● **Listed records**:
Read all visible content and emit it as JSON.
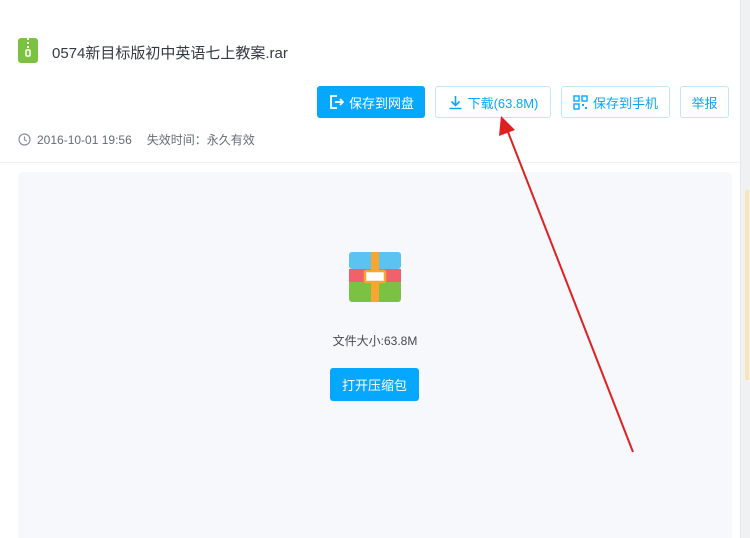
{
  "file": {
    "name": "0574新目标版初中英语七上教案.rar",
    "icon": "zip-file-icon"
  },
  "toolbar": {
    "save_to_disk": "保存到网盘",
    "download": "下载(63.8M)",
    "save_to_phone": "保存到手机",
    "report": "举报"
  },
  "meta": {
    "upload_time": "2016-10-01 19:56",
    "expire": "失效时间：永久有效"
  },
  "preview": {
    "file_size": "文件大小:63.8M",
    "open_archive": "打开压缩包"
  },
  "colors": {
    "accent": "#06a7ff",
    "annotation_arrow": "#e02020"
  }
}
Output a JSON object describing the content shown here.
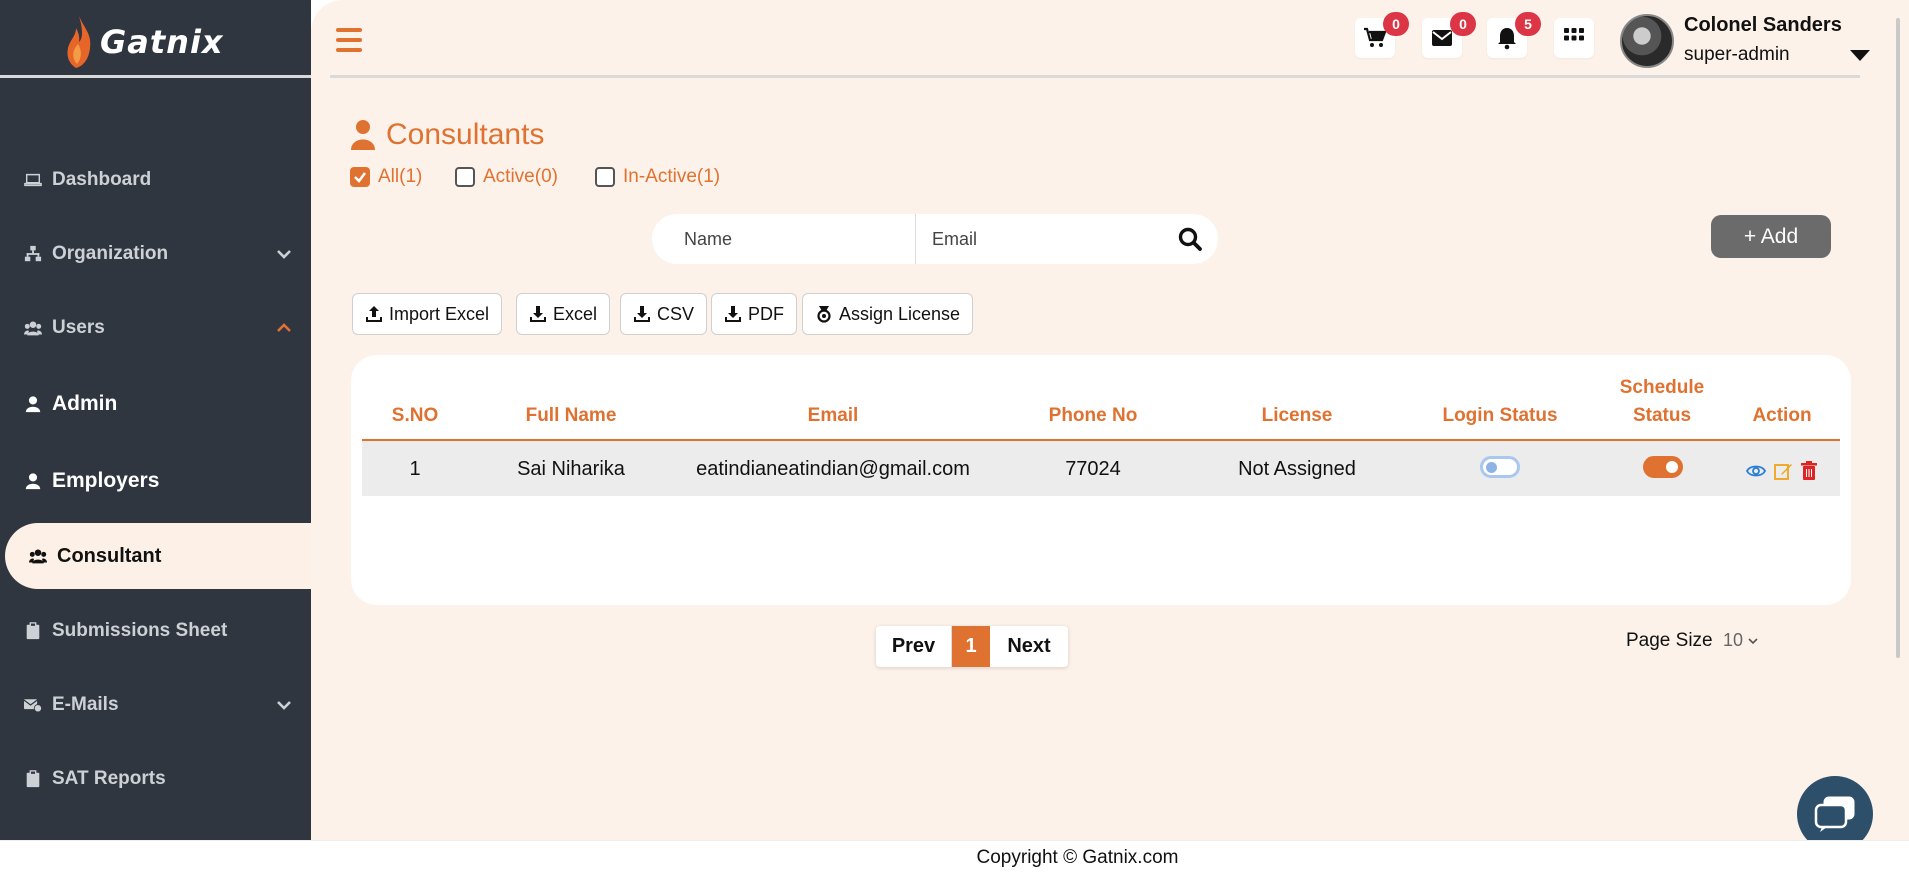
{
  "app": {
    "name": "Gatnix"
  },
  "sidebar": {
    "items": [
      {
        "label": "Dashboard",
        "icon": "laptop-icon"
      },
      {
        "label": "Organization",
        "icon": "sitemap-icon"
      },
      {
        "label": "Users",
        "icon": "users-icon"
      },
      {
        "label": "Admin",
        "icon": "user-icon"
      },
      {
        "label": "Employers",
        "icon": "user-icon"
      },
      {
        "label": "Consultant",
        "icon": "users-icon",
        "active": true
      },
      {
        "label": "Submissions Sheet",
        "icon": "clipboard-icon"
      },
      {
        "label": "E-Mails",
        "icon": "mail-check-icon"
      },
      {
        "label": "SAT Reports",
        "icon": "clipboard-icon"
      }
    ]
  },
  "header": {
    "cart_count": "0",
    "mail_count": "0",
    "notification_count": "5",
    "user_name": "Colonel Sanders",
    "user_role": "super-admin"
  },
  "page": {
    "title": "Consultants",
    "filters": [
      {
        "label": "All(1)",
        "checked": true
      },
      {
        "label": "Active(0)",
        "checked": false
      },
      {
        "label": "In-Active(1)",
        "checked": false
      }
    ],
    "search": {
      "name_placeholder": "Name",
      "email_placeholder": "Email"
    },
    "add_label": "+ Add",
    "toolbar": {
      "import_excel": "Import Excel",
      "excel": "Excel",
      "csv": "CSV",
      "pdf": "PDF",
      "assign_license": "Assign License"
    }
  },
  "table": {
    "headers": {
      "sno": "S.NO",
      "full_name": "Full Name",
      "email": "Email",
      "phone": "Phone No",
      "license": "License",
      "login_status": "Login Status",
      "schedule_status_1": "Schedule",
      "schedule_status_2": "Status",
      "action": "Action"
    },
    "rows": [
      {
        "sno": "1",
        "full_name": "Sai Niharika",
        "email": "eatindianeatindian@gmail.com",
        "phone": "77024",
        "license": "Not Assigned",
        "login_status": false,
        "schedule_status": true
      }
    ]
  },
  "pagination": {
    "prev": "Prev",
    "current": "1",
    "next": "Next",
    "page_size_label": "Page Size",
    "page_size": "10"
  },
  "footer": {
    "text": "Copyright © Gatnix.com"
  },
  "colors": {
    "accent": "#e07231",
    "sidebar": "#2f3640",
    "background": "#fdf2e9"
  }
}
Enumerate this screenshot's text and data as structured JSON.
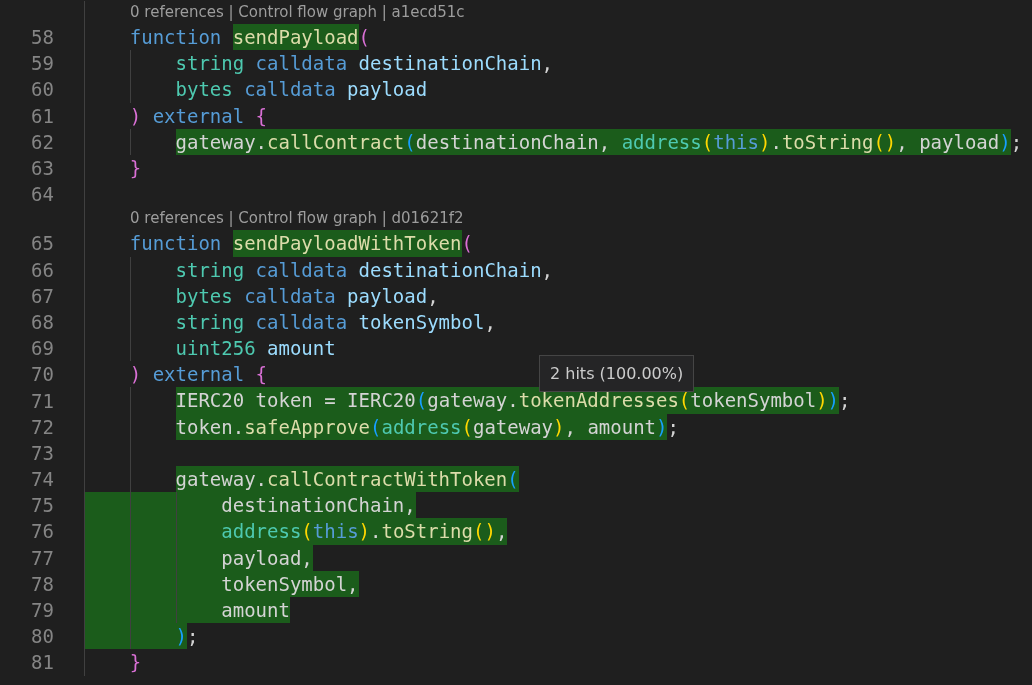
{
  "editor": {
    "rows": [
      {
        "kind": "lens",
        "text": "0 references | Control flow graph | a1ecd51c"
      },
      {
        "kind": "code",
        "number": "58",
        "indent": "    ",
        "segments": [
          {
            "text": "function ",
            "kind": "keyword",
            "covered": false
          },
          {
            "text": "sendPayload",
            "kind": "function",
            "covered": true
          },
          {
            "text": "(",
            "kind": "brackets1",
            "covered": false
          }
        ]
      },
      {
        "kind": "code",
        "number": "59",
        "indent": "        ",
        "segments": [
          {
            "text": "string ",
            "kind": "type",
            "covered": false
          },
          {
            "text": "calldata ",
            "kind": "keyword",
            "covered": false
          },
          {
            "text": "destinationChain",
            "kind": "param",
            "covered": false
          },
          {
            "text": ",",
            "kind": "plain",
            "covered": false
          }
        ]
      },
      {
        "kind": "code",
        "number": "60",
        "indent": "        ",
        "segments": [
          {
            "text": "bytes ",
            "kind": "type",
            "covered": false
          },
          {
            "text": "calldata ",
            "kind": "keyword",
            "covered": false
          },
          {
            "text": "payload",
            "kind": "param",
            "covered": false
          }
        ]
      },
      {
        "kind": "code",
        "number": "61",
        "indent": "    ",
        "segments": [
          {
            "text": ")",
            "kind": "brackets1",
            "covered": false
          },
          {
            "text": " external ",
            "kind": "keyword",
            "covered": false
          },
          {
            "text": "{",
            "kind": "brackets1",
            "covered": false
          }
        ]
      },
      {
        "kind": "code",
        "number": "62",
        "indent": "        ",
        "segments": [
          {
            "text": "gateway.",
            "kind": "plain",
            "covered": true
          },
          {
            "text": "callContract",
            "kind": "function",
            "covered": true
          },
          {
            "text": "(",
            "kind": "brackets2",
            "covered": true
          },
          {
            "text": "destinationChain, ",
            "kind": "plain",
            "covered": true
          },
          {
            "text": "address",
            "kind": "type",
            "covered": true
          },
          {
            "text": "(",
            "kind": "brackets3",
            "covered": true
          },
          {
            "text": "this",
            "kind": "keyword",
            "covered": true
          },
          {
            "text": ")",
            "kind": "brackets3",
            "covered": true
          },
          {
            "text": ".",
            "kind": "plain",
            "covered": true
          },
          {
            "text": "toString",
            "kind": "function",
            "covered": true
          },
          {
            "text": "()",
            "kind": "brackets3",
            "covered": true
          },
          {
            "text": ", payload",
            "kind": "plain",
            "covered": true
          },
          {
            "text": ")",
            "kind": "brackets2",
            "covered": true
          },
          {
            "text": ";",
            "kind": "plain",
            "covered": false
          }
        ]
      },
      {
        "kind": "code",
        "number": "63",
        "indent": "    ",
        "segments": [
          {
            "text": "}",
            "kind": "brackets1",
            "covered": false
          }
        ]
      },
      {
        "kind": "code",
        "number": "64"
      },
      {
        "kind": "lens",
        "text": "0 references | Control flow graph | d01621f2"
      },
      {
        "kind": "code",
        "number": "65",
        "indent": "    ",
        "segments": [
          {
            "text": "function ",
            "kind": "keyword",
            "covered": false
          },
          {
            "text": "sendPayloadWithToken",
            "kind": "function",
            "covered": true
          },
          {
            "text": "(",
            "kind": "brackets1",
            "covered": false
          }
        ]
      },
      {
        "kind": "code",
        "number": "66",
        "indent": "        ",
        "segments": [
          {
            "text": "string ",
            "kind": "type",
            "covered": false
          },
          {
            "text": "calldata ",
            "kind": "keyword",
            "covered": false
          },
          {
            "text": "destinationChain",
            "kind": "param",
            "covered": false
          },
          {
            "text": ",",
            "kind": "plain",
            "covered": false
          }
        ]
      },
      {
        "kind": "code",
        "number": "67",
        "indent": "        ",
        "segments": [
          {
            "text": "bytes ",
            "kind": "type",
            "covered": false
          },
          {
            "text": "calldata ",
            "kind": "keyword",
            "covered": false
          },
          {
            "text": "payload",
            "kind": "param",
            "covered": false
          },
          {
            "text": ",",
            "kind": "plain",
            "covered": false
          }
        ]
      },
      {
        "kind": "code",
        "number": "68",
        "indent": "        ",
        "segments": [
          {
            "text": "string ",
            "kind": "type",
            "covered": false
          },
          {
            "text": "calldata ",
            "kind": "keyword",
            "covered": false
          },
          {
            "text": "tokenSymbol",
            "kind": "param",
            "covered": false
          },
          {
            "text": ",",
            "kind": "plain",
            "covered": false
          }
        ]
      },
      {
        "kind": "code",
        "number": "69",
        "indent": "        ",
        "segments": [
          {
            "text": "uint256 ",
            "kind": "type",
            "covered": false
          },
          {
            "text": "amount",
            "kind": "param",
            "covered": false
          }
        ]
      },
      {
        "kind": "code",
        "number": "70",
        "indent": "    ",
        "segments": [
          {
            "text": ")",
            "kind": "brackets1",
            "covered": false
          },
          {
            "text": " external ",
            "kind": "keyword",
            "covered": false
          },
          {
            "text": "{",
            "kind": "brackets1",
            "covered": false
          }
        ]
      },
      {
        "kind": "code",
        "number": "71",
        "indent": "        ",
        "segments": [
          {
            "text": "IERC20 token = IERC20",
            "kind": "plain",
            "covered": true
          },
          {
            "text": "(",
            "kind": "brackets2",
            "covered": true
          },
          {
            "text": "gateway.",
            "kind": "plain",
            "covered": true
          },
          {
            "text": "tokenAddresses",
            "kind": "function",
            "covered": true
          },
          {
            "text": "(",
            "kind": "brackets3",
            "covered": true
          },
          {
            "text": "tokenSymbol",
            "kind": "plain",
            "covered": true
          },
          {
            "text": ")",
            "kind": "brackets3",
            "covered": true
          },
          {
            "text": ")",
            "kind": "brackets2",
            "covered": true
          },
          {
            "text": ";",
            "kind": "plain",
            "covered": false
          }
        ]
      },
      {
        "kind": "code",
        "number": "72",
        "indent": "        ",
        "segments": [
          {
            "text": "token.",
            "kind": "plain",
            "covered": true
          },
          {
            "text": "safeApprove",
            "kind": "function",
            "covered": true
          },
          {
            "text": "(",
            "kind": "brackets2",
            "covered": true
          },
          {
            "text": "address",
            "kind": "type",
            "covered": true
          },
          {
            "text": "(",
            "kind": "brackets3",
            "covered": true
          },
          {
            "text": "gateway",
            "kind": "plain",
            "covered": true
          },
          {
            "text": ")",
            "kind": "brackets3",
            "covered": true
          },
          {
            "text": ", amount",
            "kind": "plain",
            "covered": true
          },
          {
            "text": ")",
            "kind": "brackets2",
            "covered": true
          },
          {
            "text": ";",
            "kind": "plain",
            "covered": false
          }
        ]
      },
      {
        "kind": "code",
        "number": "73"
      },
      {
        "kind": "code",
        "number": "74",
        "indent": "        ",
        "segments": [
          {
            "text": "gateway.",
            "kind": "plain",
            "covered": true
          },
          {
            "text": "callContractWithToken",
            "kind": "function",
            "covered": true
          },
          {
            "text": "(",
            "kind": "brackets2",
            "covered": true
          }
        ]
      },
      {
        "kind": "code",
        "number": "75",
        "indent": "            ",
        "indent_covered": true,
        "segments": [
          {
            "text": "destinationChain,",
            "kind": "plain",
            "covered": true
          }
        ]
      },
      {
        "kind": "code",
        "number": "76",
        "indent": "            ",
        "indent_covered": true,
        "segments": [
          {
            "text": "address",
            "kind": "type",
            "covered": true
          },
          {
            "text": "(",
            "kind": "brackets3",
            "covered": true
          },
          {
            "text": "this",
            "kind": "keyword",
            "covered": true
          },
          {
            "text": ")",
            "kind": "brackets3",
            "covered": true
          },
          {
            "text": ".",
            "kind": "plain",
            "covered": true
          },
          {
            "text": "toString",
            "kind": "function",
            "covered": true
          },
          {
            "text": "()",
            "kind": "brackets3",
            "covered": true
          },
          {
            "text": ",",
            "kind": "plain",
            "covered": true
          }
        ]
      },
      {
        "kind": "code",
        "number": "77",
        "indent": "            ",
        "indent_covered": true,
        "segments": [
          {
            "text": "payload,",
            "kind": "plain",
            "covered": true
          }
        ]
      },
      {
        "kind": "code",
        "number": "78",
        "indent": "            ",
        "indent_covered": true,
        "segments": [
          {
            "text": "tokenSymbol,",
            "kind": "plain",
            "covered": true
          }
        ]
      },
      {
        "kind": "code",
        "number": "79",
        "indent": "            ",
        "indent_covered": true,
        "segments": [
          {
            "text": "amount",
            "kind": "plain",
            "covered": true
          }
        ]
      },
      {
        "kind": "code",
        "number": "80",
        "indent": "        ",
        "indent_covered": true,
        "segments": [
          {
            "text": ")",
            "kind": "brackets2",
            "covered": true
          },
          {
            "text": ";",
            "kind": "plain",
            "covered": false
          }
        ]
      },
      {
        "kind": "code",
        "number": "81",
        "indent": "    ",
        "segments": [
          {
            "text": "}",
            "kind": "brackets1",
            "covered": false
          }
        ]
      }
    ],
    "hover_tooltip": {
      "text": "2 hits (100.00%)"
    }
  }
}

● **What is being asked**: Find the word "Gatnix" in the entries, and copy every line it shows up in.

● **Expected answer**:
    "name": "Gatnix"
    "text": "Copyright © Gatnix.com"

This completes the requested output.